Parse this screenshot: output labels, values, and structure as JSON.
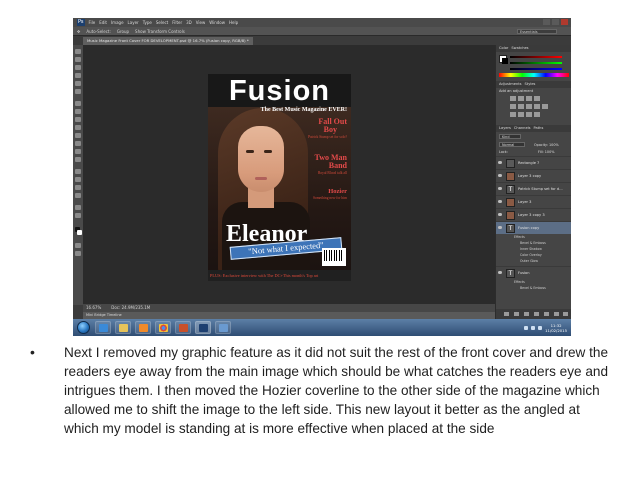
{
  "photoshop": {
    "logo": "Ps",
    "menu": [
      "File",
      "Edit",
      "Image",
      "Layer",
      "Type",
      "Select",
      "Filter",
      "3D",
      "View",
      "Window",
      "Help"
    ],
    "options": [
      "Auto-Select:",
      "Group",
      "Show Transform Controls"
    ],
    "workspace": "Essentials",
    "document_tab": "Music Magazine Front Cover FOR DEVELOPMENT.psd @ 16.7% (Fusion copy, RGB/8) *",
    "status_zoom": "16.67%",
    "status_doc": "Doc: 24.9M/235.1M",
    "mini_bridge": "Mini Bridge   Timeline",
    "panel_tabs_top": [
      "Color",
      "Swatches"
    ],
    "panel_tabs_adj": [
      "Adjustments",
      "Styles"
    ],
    "add_adjustment": "Add an adjustment",
    "panel_tabs_layers": [
      "Layers",
      "Channels",
      "Paths"
    ],
    "layer_kind": "Kind",
    "blend_mode": "Normal",
    "opacity": "Opacity: 100%",
    "fill": "Fill: 100%",
    "lock": "Lock:",
    "layers": [
      {
        "name": "Rectangle 7",
        "type": "shape"
      },
      {
        "name": "Layer 3 copy",
        "type": "image"
      },
      {
        "name": "Patrick Stump set for d...",
        "type": "text"
      },
      {
        "name": "Layer 3",
        "type": "image"
      },
      {
        "name": "Layer 3 copy 3",
        "type": "image"
      },
      {
        "name": "Fusion copy",
        "type": "text",
        "selected": true
      },
      {
        "name": "Fusion",
        "type": "text"
      }
    ],
    "effects_label": "Effects",
    "effects": [
      "Bevel & Emboss",
      "Inner Shadow",
      "Color Overlay",
      "Outer Glow"
    ],
    "effects2": [
      "Effects",
      "Bevel & Emboss"
    ]
  },
  "cover": {
    "masthead": "Fusion",
    "tagline": "The Best Music Magazine EVER!",
    "coverlines": [
      {
        "head": "Fall Out",
        "head2": "Boy",
        "sub": "Patrick Stump set for solo?"
      },
      {
        "head": "Two Man",
        "head2": "Band",
        "sub": "Royal Blood talk all"
      },
      {
        "head": "Hozier",
        "sub": "Something new for him"
      }
    ],
    "name": "Eleanor",
    "subname": "\"Not what I expected\"",
    "strap": "PLUS: Exclusive interview with The DC+This month's Top art"
  },
  "taskbar": {
    "time": "11:32",
    "date": "11/02/2015"
  },
  "caption": "Next I removed my graphic feature as it did not suit the rest of the front cover and drew the readers eye away from the main image which should be what catches the readers eye and intrigues them. I then moved the Hozier coverline to the other side of the magazine which allowed me to shift the image to the left side. This new layout it better as the angled at which my model is standing at is more effective when placed at the side",
  "colors": {
    "masthead": "#ffffff",
    "coverline_red": "#e34a4a",
    "subname_blue": "#3d74b8",
    "selected_layer": "#5c6e86"
  }
}
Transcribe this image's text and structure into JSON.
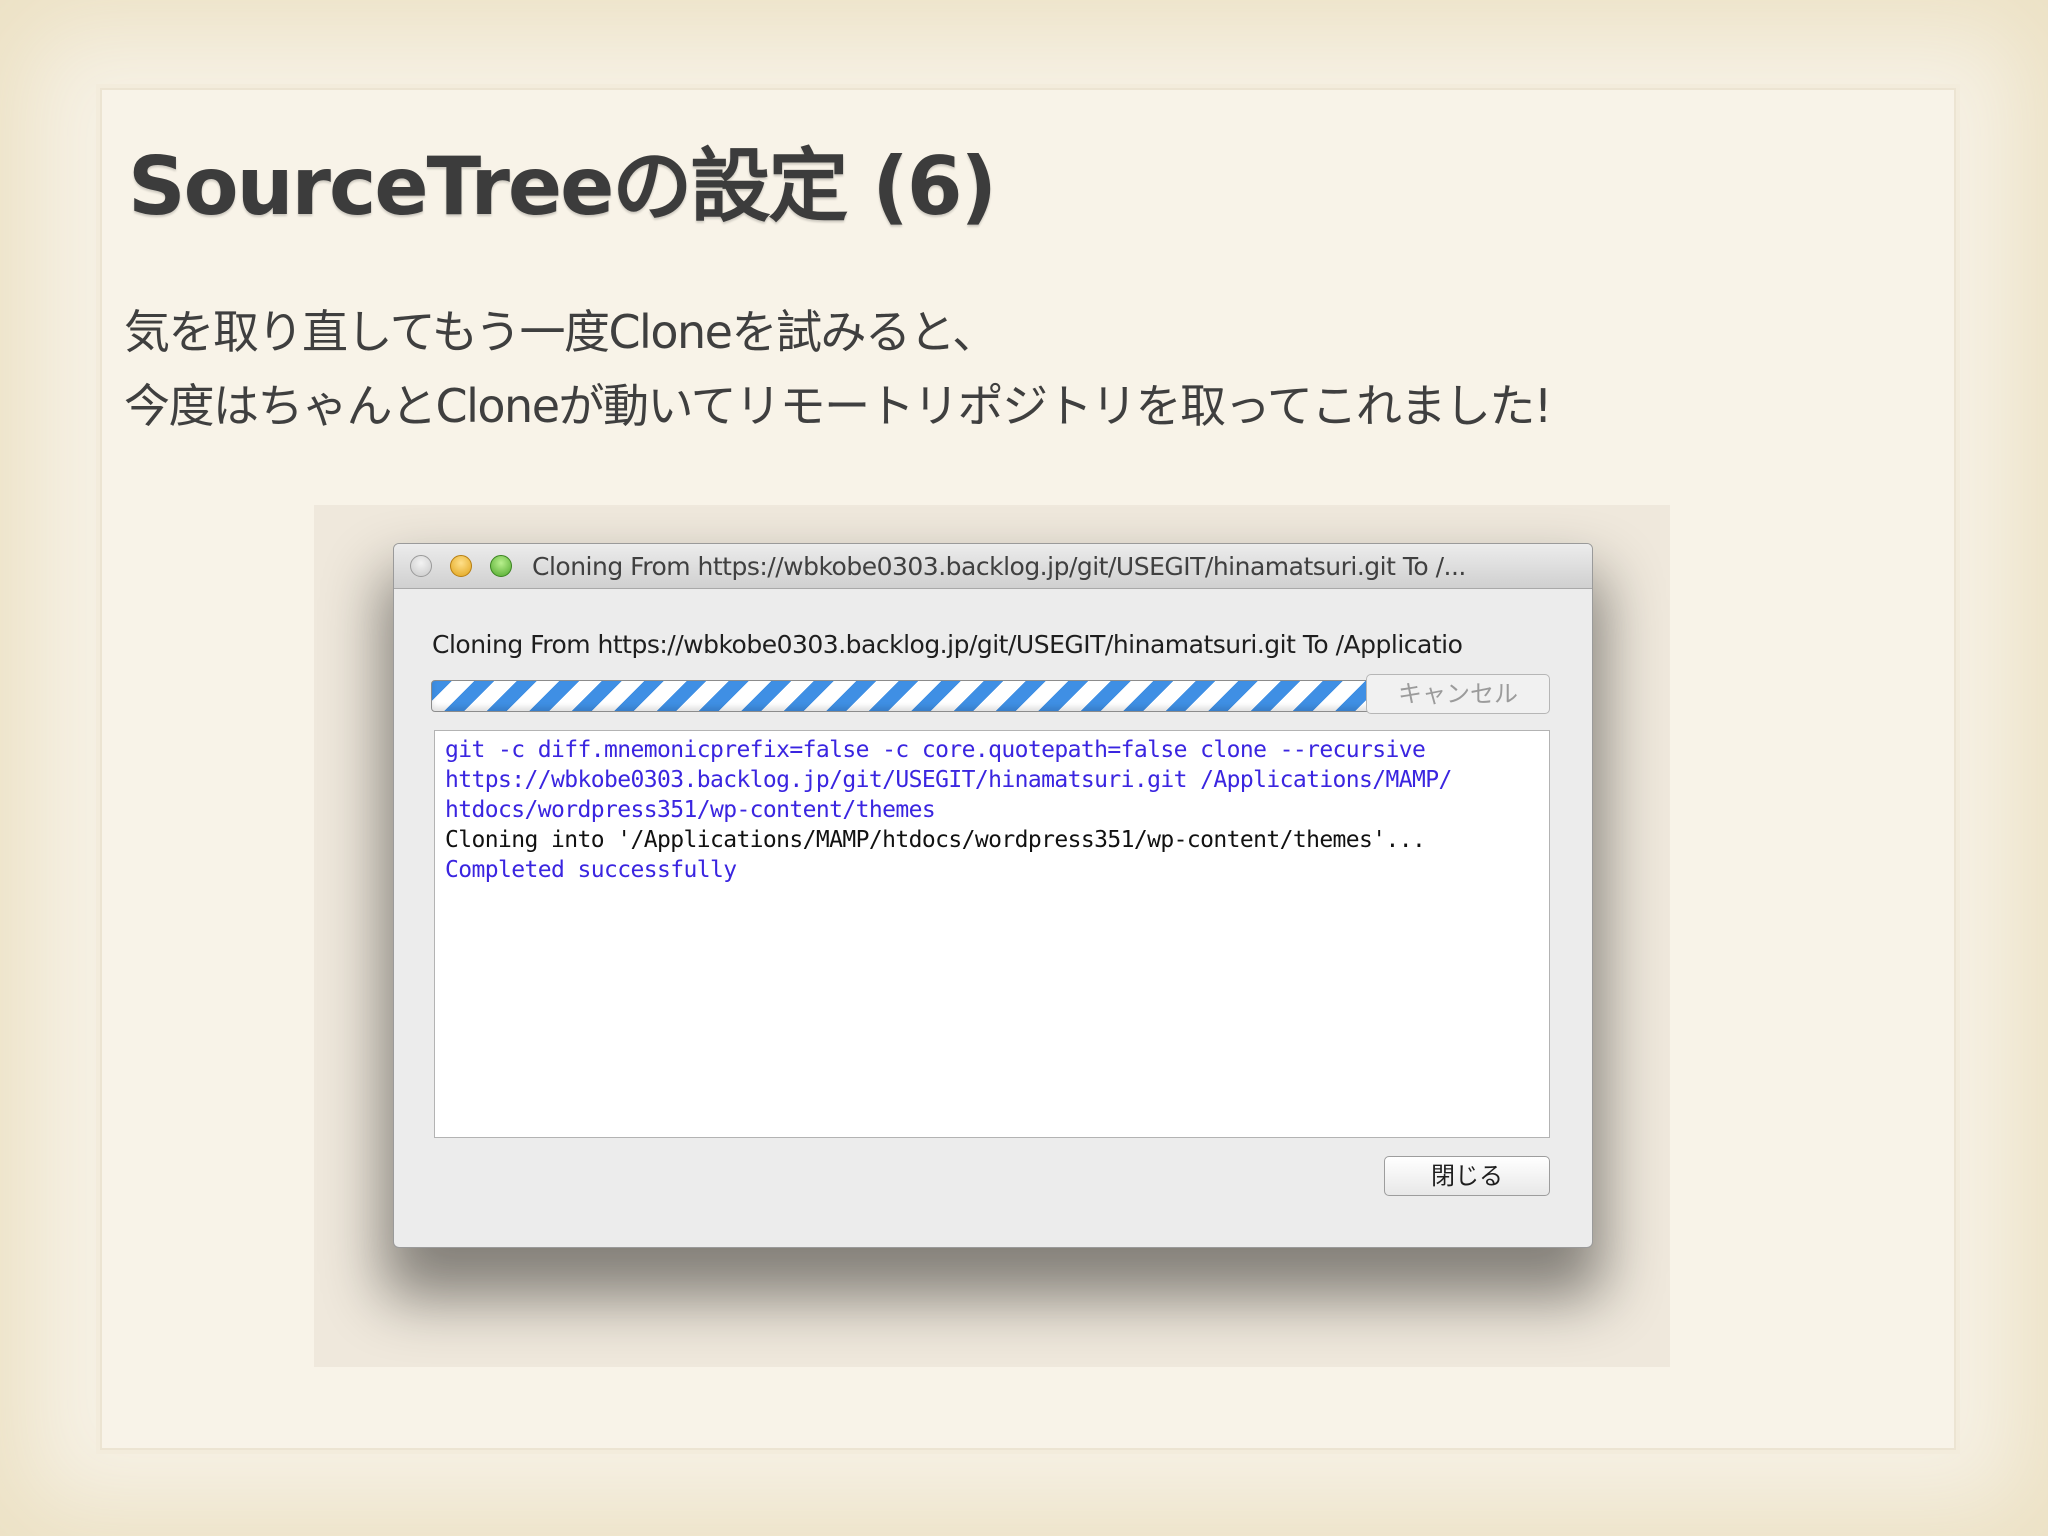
{
  "slide": {
    "title": "SourceTreeの設定 (6)",
    "lines": [
      "気を取り直してもう一度Cloneを試みると、",
      "今度はちゃんとCloneが動いてリモートリポジトリを取ってこれました!"
    ]
  },
  "window": {
    "title": "Cloning From https://wbkobe0303.backlog.jp/git/USEGIT/hinamatsuri.git To /...",
    "status": "Cloning From https://wbkobe0303.backlog.jp/git/USEGIT/hinamatsuri.git To /Applicatio",
    "cancel_label": "キャンセル",
    "close_label": "閉じる",
    "log": [
      {
        "text": "git -c diff.mnemonicprefix=false -c core.quotepath=false clone --recursive",
        "kind": "cmd"
      },
      {
        "text": "https://wbkobe0303.backlog.jp/git/USEGIT/hinamatsuri.git /Applications/MAMP/",
        "kind": "cmd"
      },
      {
        "text": "htdocs/wordpress351/wp-content/themes",
        "kind": "cmd"
      },
      {
        "text": "Cloning into '/Applications/MAMP/htdocs/wordpress351/wp-content/themes'...",
        "kind": "out"
      },
      {
        "text": "Completed successfully",
        "kind": "cmd"
      }
    ],
    "colors": {
      "command_text": "#3a25e0",
      "output_text": "#111111",
      "progress_stripe": "#3f8fe4"
    }
  }
}
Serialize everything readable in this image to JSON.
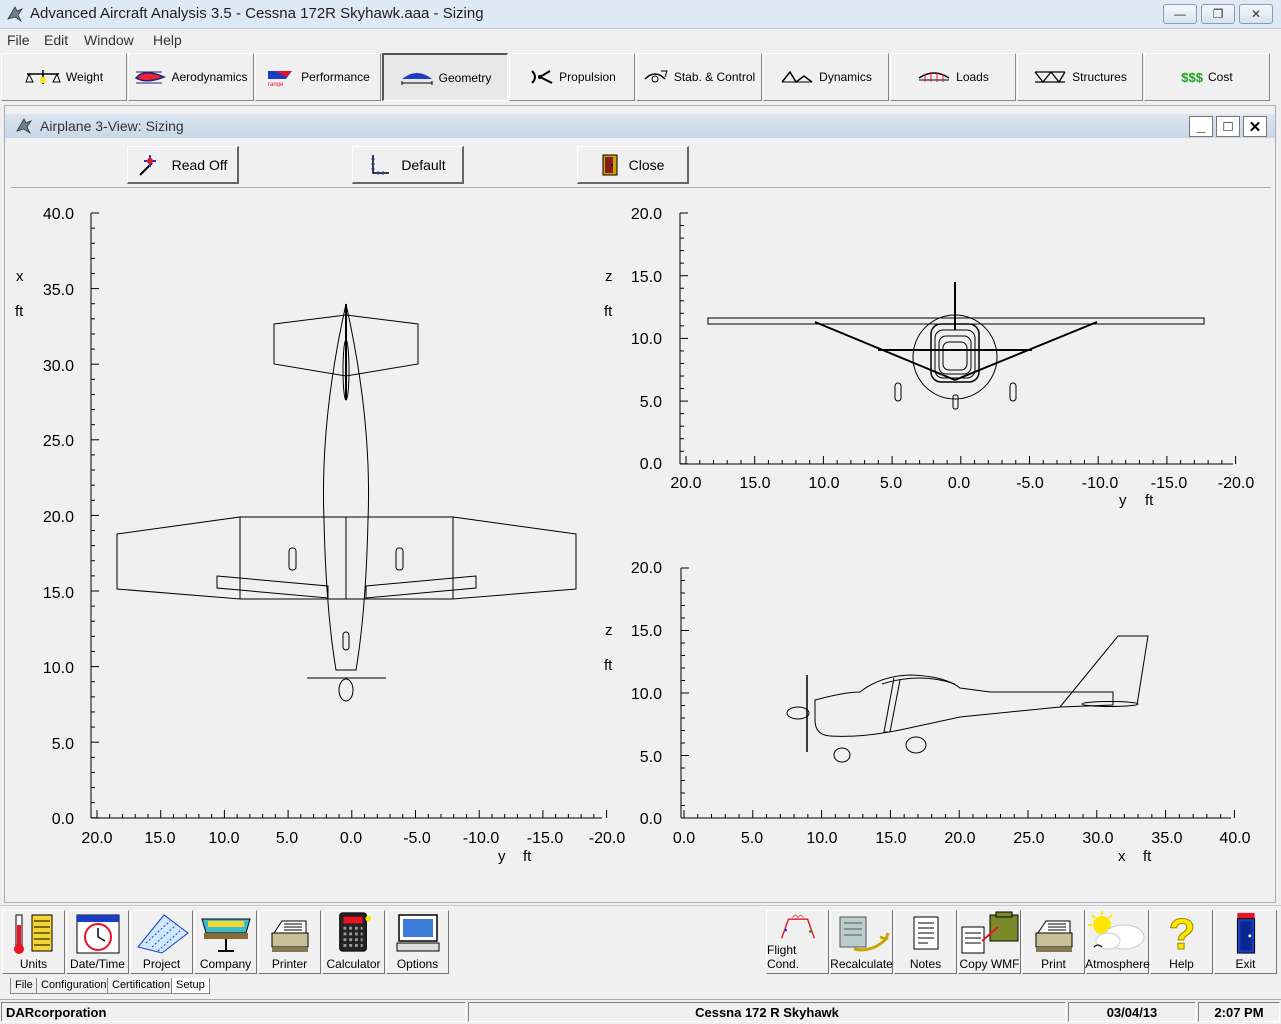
{
  "window": {
    "title": "Advanced Aircraft Analysis 3.5 - Cessna 172R Skyhawk.aaa - Sizing",
    "minimize": "—",
    "restore": "❐",
    "close": "✕"
  },
  "menu": [
    "File",
    "Edit",
    "Window",
    "Help"
  ],
  "toolbar": [
    {
      "label": "Weight",
      "icon": "scale-icon"
    },
    {
      "label": "Aerodynamics",
      "icon": "airfoil-icon"
    },
    {
      "label": "Performance",
      "icon": "performance-icon"
    },
    {
      "label": "Geometry",
      "icon": "geometry-icon",
      "active": true
    },
    {
      "label": "Propulsion",
      "icon": "propeller-icon"
    },
    {
      "label": "Stab. & Control",
      "icon": "stability-icon"
    },
    {
      "label": "Dynamics",
      "icon": "dynamics-icon"
    },
    {
      "label": "Loads",
      "icon": "loads-icon"
    },
    {
      "label": "Structures",
      "icon": "structures-icon"
    },
    {
      "label": "Cost",
      "icon": "dollar-icon",
      "icon_text": "$$$"
    }
  ],
  "child_window": {
    "title": "Airplane 3-View: Sizing",
    "minimize": "_",
    "maximize": "□",
    "close": "✕",
    "buttons": {
      "read_off": "Read Off",
      "default": "Default",
      "close": "Close"
    }
  },
  "plots": {
    "top_view": {
      "ylabel": "x",
      "yunit": "ft",
      "xlabel": "y",
      "xunit": "ft",
      "yticks": [
        "40.0",
        "35.0",
        "30.0",
        "25.0",
        "20.0",
        "15.0",
        "10.0",
        "5.0",
        "0.0"
      ],
      "xticks": [
        "20.0",
        "15.0",
        "10.0",
        "5.0",
        "0.0",
        "-5.0",
        "-10.0",
        "-15.0",
        "-20.0"
      ]
    },
    "front_view": {
      "ylabel": "z",
      "yunit": "ft",
      "xlabel": "y",
      "xunit": "ft",
      "yticks": [
        "20.0",
        "15.0",
        "10.0",
        "5.0",
        "0.0"
      ],
      "xticks": [
        "20.0",
        "15.0",
        "10.0",
        "5.0",
        "0.0",
        "-5.0",
        "-10.0",
        "-15.0",
        "-20.0"
      ]
    },
    "side_view": {
      "ylabel": "z",
      "yunit": "ft",
      "xlabel": "x",
      "xunit": "ft",
      "yticks": [
        "20.0",
        "15.0",
        "10.0",
        "5.0",
        "0.0"
      ],
      "xticks": [
        "0.0",
        "5.0",
        "10.0",
        "15.0",
        "20.0",
        "25.0",
        "30.0",
        "35.0",
        "40.0"
      ]
    }
  },
  "bottom_left": [
    {
      "label": "Units",
      "icon": "thermometer-icon"
    },
    {
      "label": "Date/Time",
      "icon": "clock-calendar-icon"
    },
    {
      "label": "Project",
      "icon": "project-icon"
    },
    {
      "label": "Company",
      "icon": "company-icon"
    },
    {
      "label": "Printer",
      "icon": "printer-icon"
    },
    {
      "label": "Calculator",
      "icon": "calculator-icon"
    },
    {
      "label": "Options",
      "icon": "monitor-icon"
    }
  ],
  "bottom_right": [
    {
      "label": "Flight Cond.",
      "icon": "flight-condition-icon"
    },
    {
      "label": "Recalculate",
      "icon": "recalculate-icon"
    },
    {
      "label": "Notes",
      "icon": "notes-icon"
    },
    {
      "label": "Copy WMF",
      "icon": "copy-icon"
    },
    {
      "label": "Print",
      "icon": "print-icon"
    },
    {
      "label": "Atmosphere",
      "icon": "atmosphere-icon"
    },
    {
      "label": "Help",
      "icon": "help-icon"
    },
    {
      "label": "Exit",
      "icon": "exit-door-icon"
    }
  ],
  "tabs": [
    "File",
    "Configuration",
    "Certification",
    "Setup"
  ],
  "statusbar": {
    "company": "DARcorporation",
    "project": "Cessna 172 R Skyhawk",
    "date": "03/04/13",
    "time": "2:07 PM"
  }
}
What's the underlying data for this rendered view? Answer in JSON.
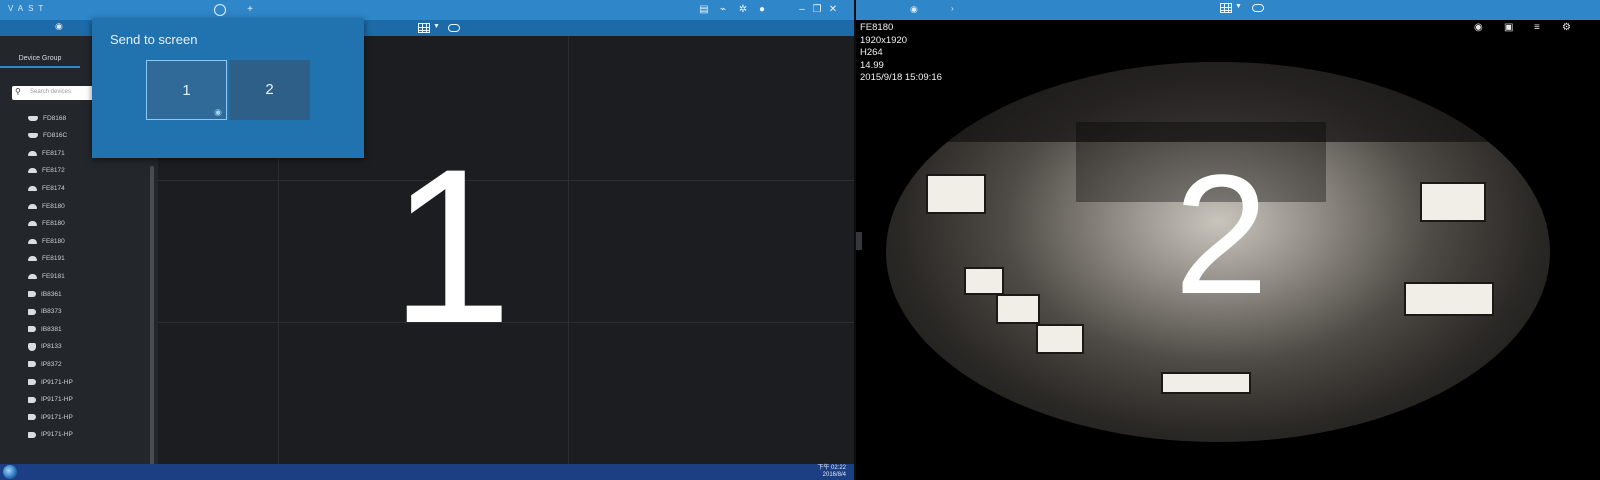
{
  "left_screen": {
    "app_logo": "VAST",
    "screen_number": "1",
    "sidebar": {
      "tab_label": "Device Group",
      "search_placeholder": "Search devices",
      "devices": [
        "FD8168",
        "FD816C",
        "FE8171",
        "FE8172",
        "FE8174",
        "FE8180",
        "FE8180",
        "FE8180",
        "FE8191",
        "FE9181",
        "IB8361",
        "IB8373",
        "IB8381",
        "IP8133",
        "IP8372",
        "IP9171-HP",
        "IP9171-HP",
        "IP9171-HP",
        "IP9171-HP"
      ]
    },
    "send_to_screen": {
      "title": "Send to screen",
      "screens": [
        "1",
        "2"
      ],
      "selected": "1"
    },
    "taskbar": {
      "time": "下午 02:22",
      "date": "2016/8/4"
    }
  },
  "right_screen": {
    "screen_number": "2",
    "osd": {
      "camera": "FE8180",
      "resolution": "1920x1920",
      "codec": "H264",
      "fps": "14.99",
      "timestamp": "2015/9/18 15:09:16"
    }
  },
  "colors": {
    "accent": "#2f86c8",
    "popup": "#2173b0",
    "taskbar": "#1c3f84"
  }
}
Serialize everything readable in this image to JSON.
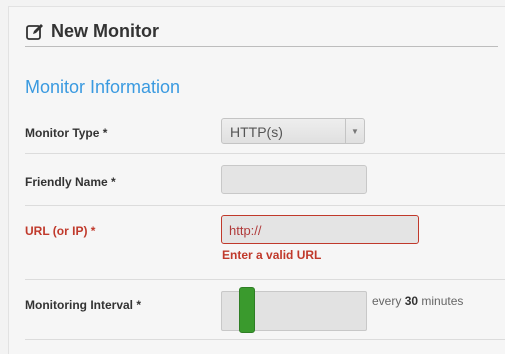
{
  "header": {
    "title": "New Monitor",
    "icon": "edit-icon"
  },
  "section": {
    "title": "Monitor Information"
  },
  "fields": {
    "monitor_type": {
      "label": "Monitor Type *",
      "value": "HTTP(s)"
    },
    "friendly_name": {
      "label": "Friendly Name *",
      "value": ""
    },
    "url": {
      "label": "URL (or IP) *",
      "placeholder": "http://",
      "error": "Enter a valid URL"
    },
    "interval": {
      "label": "Monitoring Interval *",
      "prefix": "every",
      "value": "30",
      "suffix": "minutes"
    }
  },
  "colors": {
    "accent": "#3a9ae0",
    "error": "#c0392b",
    "slider_handle": "#3a9a2d"
  }
}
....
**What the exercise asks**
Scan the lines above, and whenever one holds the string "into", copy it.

**Written response**
Transcribe this image's text and structure into JSON.
        "text": "Cloning into '/Applications/MAMP/htdocs/wordpress351/wp-content/themes'...",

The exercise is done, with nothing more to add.